**What the task asks**
Retype the listing that follows, exactly as written.
── Data shown ──
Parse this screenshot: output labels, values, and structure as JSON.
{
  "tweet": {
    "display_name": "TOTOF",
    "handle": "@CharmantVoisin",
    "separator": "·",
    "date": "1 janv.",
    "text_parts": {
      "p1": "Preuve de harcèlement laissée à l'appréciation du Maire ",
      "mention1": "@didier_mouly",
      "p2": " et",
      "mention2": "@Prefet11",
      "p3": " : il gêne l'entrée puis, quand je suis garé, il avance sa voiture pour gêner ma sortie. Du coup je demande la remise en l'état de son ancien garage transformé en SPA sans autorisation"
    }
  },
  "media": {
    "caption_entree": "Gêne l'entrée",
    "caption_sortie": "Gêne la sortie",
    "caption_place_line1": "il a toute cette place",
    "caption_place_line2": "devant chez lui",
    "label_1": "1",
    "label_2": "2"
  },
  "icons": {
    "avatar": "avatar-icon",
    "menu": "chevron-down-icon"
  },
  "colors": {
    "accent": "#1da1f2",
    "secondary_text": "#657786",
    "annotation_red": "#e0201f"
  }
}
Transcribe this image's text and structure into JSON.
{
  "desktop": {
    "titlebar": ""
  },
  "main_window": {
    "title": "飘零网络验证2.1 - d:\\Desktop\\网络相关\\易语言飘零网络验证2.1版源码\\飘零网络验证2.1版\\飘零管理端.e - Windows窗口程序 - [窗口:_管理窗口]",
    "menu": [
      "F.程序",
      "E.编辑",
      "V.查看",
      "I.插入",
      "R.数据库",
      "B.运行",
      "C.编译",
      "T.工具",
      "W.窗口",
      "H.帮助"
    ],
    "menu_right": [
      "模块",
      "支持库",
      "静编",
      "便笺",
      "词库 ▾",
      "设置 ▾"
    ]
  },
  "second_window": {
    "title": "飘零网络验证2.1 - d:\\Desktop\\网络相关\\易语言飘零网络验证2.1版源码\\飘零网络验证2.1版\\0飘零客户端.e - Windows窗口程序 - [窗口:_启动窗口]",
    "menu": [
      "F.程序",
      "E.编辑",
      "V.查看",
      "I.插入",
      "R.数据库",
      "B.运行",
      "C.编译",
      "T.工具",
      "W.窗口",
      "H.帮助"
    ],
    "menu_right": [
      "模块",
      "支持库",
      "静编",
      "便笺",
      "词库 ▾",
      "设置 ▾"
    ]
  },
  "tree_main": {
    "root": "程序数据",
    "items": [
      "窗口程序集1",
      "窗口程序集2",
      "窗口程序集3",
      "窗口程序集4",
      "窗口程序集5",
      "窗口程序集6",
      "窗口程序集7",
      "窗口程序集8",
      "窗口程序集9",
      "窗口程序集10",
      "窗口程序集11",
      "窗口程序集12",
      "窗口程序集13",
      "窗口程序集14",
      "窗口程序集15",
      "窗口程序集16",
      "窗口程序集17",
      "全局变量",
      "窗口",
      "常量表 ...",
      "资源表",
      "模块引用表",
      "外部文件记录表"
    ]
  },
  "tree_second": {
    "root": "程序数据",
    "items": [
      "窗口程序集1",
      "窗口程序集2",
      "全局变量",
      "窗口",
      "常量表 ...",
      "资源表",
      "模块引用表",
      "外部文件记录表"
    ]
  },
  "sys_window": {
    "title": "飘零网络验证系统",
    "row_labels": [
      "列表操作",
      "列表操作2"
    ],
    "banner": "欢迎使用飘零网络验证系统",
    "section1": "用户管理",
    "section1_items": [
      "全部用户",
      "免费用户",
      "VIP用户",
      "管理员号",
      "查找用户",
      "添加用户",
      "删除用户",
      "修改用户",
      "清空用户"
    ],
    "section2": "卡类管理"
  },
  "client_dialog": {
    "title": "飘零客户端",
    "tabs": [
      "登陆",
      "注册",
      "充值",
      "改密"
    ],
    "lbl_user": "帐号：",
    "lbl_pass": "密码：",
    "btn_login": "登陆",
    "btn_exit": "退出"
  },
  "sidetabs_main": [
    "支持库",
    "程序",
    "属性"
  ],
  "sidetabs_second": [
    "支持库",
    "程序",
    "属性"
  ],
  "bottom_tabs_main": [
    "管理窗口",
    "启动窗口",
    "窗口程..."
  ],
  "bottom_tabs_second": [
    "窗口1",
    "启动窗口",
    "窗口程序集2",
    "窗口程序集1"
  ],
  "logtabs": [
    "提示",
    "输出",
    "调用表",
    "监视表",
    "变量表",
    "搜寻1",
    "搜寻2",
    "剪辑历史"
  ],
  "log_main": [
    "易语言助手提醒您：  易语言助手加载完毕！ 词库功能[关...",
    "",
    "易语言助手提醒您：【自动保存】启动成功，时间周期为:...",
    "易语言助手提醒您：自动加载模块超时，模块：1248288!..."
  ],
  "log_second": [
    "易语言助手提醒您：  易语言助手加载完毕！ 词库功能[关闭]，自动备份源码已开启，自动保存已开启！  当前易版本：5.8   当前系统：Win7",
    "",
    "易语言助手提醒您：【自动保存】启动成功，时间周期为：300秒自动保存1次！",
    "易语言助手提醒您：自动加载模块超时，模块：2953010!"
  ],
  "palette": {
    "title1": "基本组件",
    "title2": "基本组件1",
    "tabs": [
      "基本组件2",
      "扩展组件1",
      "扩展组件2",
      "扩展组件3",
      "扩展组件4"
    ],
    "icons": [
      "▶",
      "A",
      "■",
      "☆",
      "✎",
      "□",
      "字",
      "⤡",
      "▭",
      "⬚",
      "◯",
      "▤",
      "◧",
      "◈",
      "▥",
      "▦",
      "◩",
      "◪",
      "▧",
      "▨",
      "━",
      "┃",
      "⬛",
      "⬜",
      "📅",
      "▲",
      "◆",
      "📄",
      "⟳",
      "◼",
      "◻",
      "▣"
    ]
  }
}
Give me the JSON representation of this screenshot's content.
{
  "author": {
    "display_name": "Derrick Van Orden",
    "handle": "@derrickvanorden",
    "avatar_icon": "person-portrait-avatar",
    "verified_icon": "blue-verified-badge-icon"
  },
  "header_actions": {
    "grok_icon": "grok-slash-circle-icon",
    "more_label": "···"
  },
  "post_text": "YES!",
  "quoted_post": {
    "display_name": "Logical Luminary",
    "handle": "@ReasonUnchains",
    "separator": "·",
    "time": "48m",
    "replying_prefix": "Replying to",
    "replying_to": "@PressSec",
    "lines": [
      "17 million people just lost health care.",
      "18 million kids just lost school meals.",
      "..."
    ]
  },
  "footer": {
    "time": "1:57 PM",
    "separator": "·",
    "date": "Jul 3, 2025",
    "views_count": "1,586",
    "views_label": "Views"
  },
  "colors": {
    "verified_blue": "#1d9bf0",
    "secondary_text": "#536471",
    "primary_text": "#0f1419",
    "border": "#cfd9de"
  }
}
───
**Answer to this exercise**
Parse this screenshot: output labels, values, and structure as JSON.
{
  "tweet": {
    "display_name": "TOTOF",
    "handle": "@CharmantVoisin",
    "separator": "·",
    "date": "1 janv.",
    "text_parts": {
      "p1": "Preuve de harcèlement laissée à l'appréciation du Maire ",
      "mention1": "@didier_mouly",
      "p2": " et",
      "mention2": "@Prefet11",
      "p3": " : il gêne l'entrée puis, quand je suis garé, il avance sa voiture pour gêner ma sortie. Du coup je demande la remise en l'état de son ancien garage transformé en SPA sans autorisation"
    }
  },
  "media": {
    "caption_entree": "Gêne l'entrée",
    "caption_sortie": "Gêne la sortie",
    "caption_place_line1": "il a toute cette place",
    "caption_place_line2": "devant chez lui",
    "label_1": "1",
    "label_2": "2"
  },
  "icons": {
    "avatar": "avatar-icon",
    "menu": "chevron-down-icon"
  },
  "colors": {
    "accent": "#1da1f2",
    "secondary_text": "#657786",
    "annotation_red": "#e0201f"
  }
}
Transcribe this image's text and structure into JSON.
{
  "desktop": {
    "titlebar": ""
  },
  "main_window": {
    "title": "飘零网络验证2.1 - d:\\Desktop\\网络相关\\易语言飘零网络验证2.1版源码\\飘零网络验证2.1版\\飘零管理端.e - Windows窗口程序 - [窗口:_管理窗口]",
    "menu": [
      "F.程序",
      "E.编辑",
      "V.查看",
      "I.插入",
      "R.数据库",
      "B.运行",
      "C.编译",
      "T.工具",
      "W.窗口",
      "H.帮助"
    ],
    "menu_right": [
      "模块",
      "支持库",
      "静编",
      "便笺",
      "词库 ▾",
      "设置 ▾"
    ]
  },
  "second_window": {
    "title": "飘零网络验证2.1 - d:\\Desktop\\网络相关\\易语言飘零网络验证2.1版源码\\飘零网络验证2.1版\\0飘零客户端.e - Windows窗口程序 - [窗口:_启动窗口]",
    "menu": [
      "F.程序",
      "E.编辑",
      "V.查看",
      "I.插入",
      "R.数据库",
      "B.运行",
      "C.编译",
      "T.工具",
      "W.窗口",
      "H.帮助"
    ],
    "menu_right": [
      "模块",
      "支持库",
      "静编",
      "便笺",
      "词库 ▾",
      "设置 ▾"
    ]
  },
  "tree_main": {
    "root": "程序数据",
    "items": [
      "窗口程序集1",
      "窗口程序集2",
      "窗口程序集3",
      "窗口程序集4",
      "窗口程序集5",
      "窗口程序集6",
      "窗口程序集7",
      "窗口程序集8",
      "窗口程序集9",
      "窗口程序集10",
      "窗口程序集11",
      "窗口程序集12",
      "窗口程序集13",
      "窗口程序集14",
      "窗口程序集15",
      "窗口程序集16",
      "窗口程序集17",
      "全局变量",
      "窗口",
      "常量表 ...",
      "资源表",
      "模块引用表",
      "外部文件记录表"
    ]
  },
  "tree_second": {
    "root": "程序数据",
    "items": [
      "窗口程序集1",
      "窗口程序集2",
      "全局变量",
      "窗口",
      "常量表 ...",
      "资源表",
      "模块引用表",
      "外部文件记录表"
    ]
  },
  "sys_window": {
    "title": "飘零网络验证系统",
    "row_labels": [
      "列表操作",
      "列表操作2"
    ],
    "banner": "欢迎使用飘零网络验证系统",
    "section1": "用户管理",
    "section1_items": [
      "全部用户",
      "免费用户",
      "VIP用户",
      "管理员号",
      "查找用户",
      "添加用户",
      "删除用户",
      "修改用户",
      "清空用户"
    ],
    "section2": "卡类管理"
  },
  "client_dialog": {
    "title": "飘零客户端",
    "tabs": [
      "登陆",
      "注册",
      "充值",
      "改密"
    ],
    "lbl_user": "帐号：",
    "lbl_pass": "密码：",
    "btn_login": "登陆",
    "btn_exit": "退出"
  },
  "sidetabs_main": [
    "支持库",
    "程序",
    "属性"
  ],
  "sidetabs_second": [
    "支持库",
    "程序",
    "属性"
  ],
  "bottom_tabs_main": [
    "管理窗口",
    "启动窗口",
    "窗口程..."
  ],
  "bottom_tabs_second": [
    "窗口1",
    "启动窗口",
    "窗口程序集2",
    "窗口程序集1"
  ],
  "logtabs": [
    "提示",
    "输出",
    "调用表",
    "监视表",
    "变量表",
    "搜寻1",
    "搜寻2",
    "剪辑历史"
  ],
  "log_main": [
    "易语言助手提醒您：  易语言助手加载完毕！ 词库功能[关...",
    "",
    "易语言助手提醒您：【自动保存】启动成功，时间周期为:...",
    "易语言助手提醒您：自动加载模块超时，模块：1248288!..."
  ],
  "log_second": [
    "易语言助手提醒您：  易语言助手加载完毕！ 词库功能[关闭]，自动备份源码已开启，自动保存已开启！  当前易版本：5.8   当前系统：Win7",
    "",
    "易语言助手提醒您：【自动保存】启动成功，时间周期为：300秒自动保存1次！",
    "易语言助手提醒您：自动加载模块超时，模块：2953010!"
  ],
  "palette": {
    "title1": "基本组件",
    "title2": "基本组件1",
    "tabs": [
      "基本组件2",
      "扩展组件1",
      "扩展组件2",
      "扩展组件3",
      "扩展组件4"
    ],
    "icons": [
      "▶",
      "A",
      "■",
      "☆",
      "✎",
      "□",
      "字",
      "⤡",
      "▭",
      "⬚",
      "◯",
      "▤",
      "◧",
      "◈",
      "▥",
      "▦",
      "◩",
      "◪",
      "▧",
      "▨",
      "━",
      "┃",
      "⬛",
      "⬜",
      "📅",
      "▲",
      "◆",
      "📄",
      "⟳",
      "◼",
      "◻",
      "▣"
    ]
  }
}
Give me the JSON representation of this screenshot's content.
{
  "author": {
    "display_name": "Derrick Van Orden",
    "handle": "@derrickvanorden",
    "avatar_icon": "person-portrait-avatar",
    "verified_icon": "blue-verified-badge-icon"
  },
  "header_actions": {
    "grok_icon": "grok-slash-circle-icon",
    "more_label": "···"
  },
  "post_text": "YES!",
  "quoted_post": {
    "display_name": "Logical Luminary",
    "handle": "@ReasonUnchains",
    "separator": "·",
    "time": "48m",
    "replying_prefix": "Replying to",
    "replying_to": "@PressSec",
    "lines": [
      "17 million people just lost health care.",
      "18 million kids just lost school meals.",
      "..."
    ]
  },
  "footer": {
    "time": "1:57 PM",
    "separator": "·",
    "date": "Jul 3, 2025",
    "views_count": "1,586",
    "views_label": "Views"
  },
  "colors": {
    "verified_blue": "#1d9bf0",
    "secondary_text": "#536471",
    "primary_text": "#0f1419",
    "border": "#cfd9de"
  }
}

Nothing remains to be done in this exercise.